TASK BRIEF: Every record is to be copied unchanged, except that its pictures are removed.

· · · · ·

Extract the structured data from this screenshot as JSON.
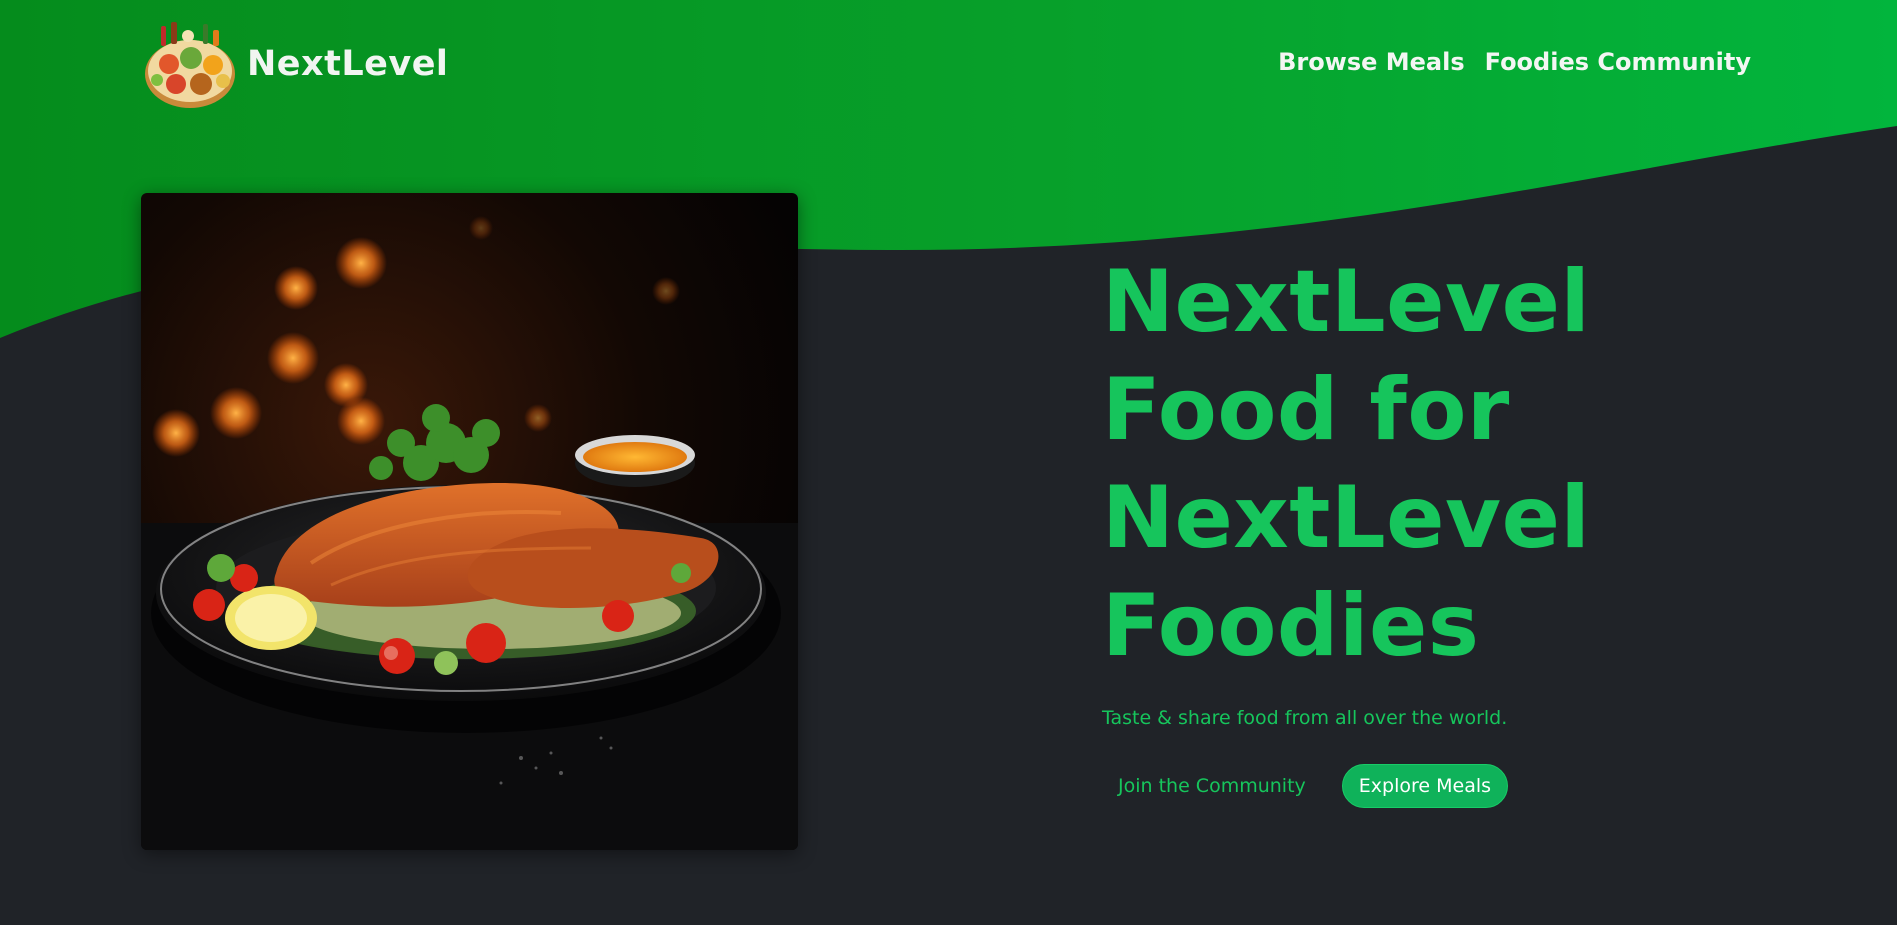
{
  "header": {
    "brand_name": "NextLevel",
    "logo_icon": "food-platter-logo-icon",
    "nav": [
      {
        "label": "Browse Meals"
      },
      {
        "label": "Foodies Community"
      }
    ]
  },
  "hero": {
    "image_subject": "schnitzel-plate",
    "title": "NextLevel Food for NextLevel Foodies",
    "tagline": "Taste & share food from all over the world.",
    "join_link_label": "Join the Community",
    "explore_button_label": "Explore Meals"
  },
  "colors": {
    "header_green_start": "#058c1c",
    "header_green_end": "#02b53d",
    "accent_green": "#16c55c",
    "button_green": "#0fb25a",
    "background_dark": "#202328"
  }
}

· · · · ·

SOLUTION:
Extract the structured data from this screenshot as JSON.
{
  "header": {
    "brand_name": "NextLevel",
    "logo_icon": "food-platter-logo-icon",
    "nav": [
      {
        "label": "Browse Meals"
      },
      {
        "label": "Foodies Community"
      }
    ]
  },
  "hero": {
    "image_subject": "schnitzel-plate",
    "title": "NextLevel Food for NextLevel Foodies",
    "tagline": "Taste & share food from all over the world.",
    "join_link_label": "Join the Community",
    "explore_button_label": "Explore Meals"
  },
  "colors": {
    "header_green_start": "#058c1c",
    "header_green_end": "#02b53d",
    "accent_green": "#16c55c",
    "button_green": "#0fb25a",
    "background_dark": "#202328"
  }
}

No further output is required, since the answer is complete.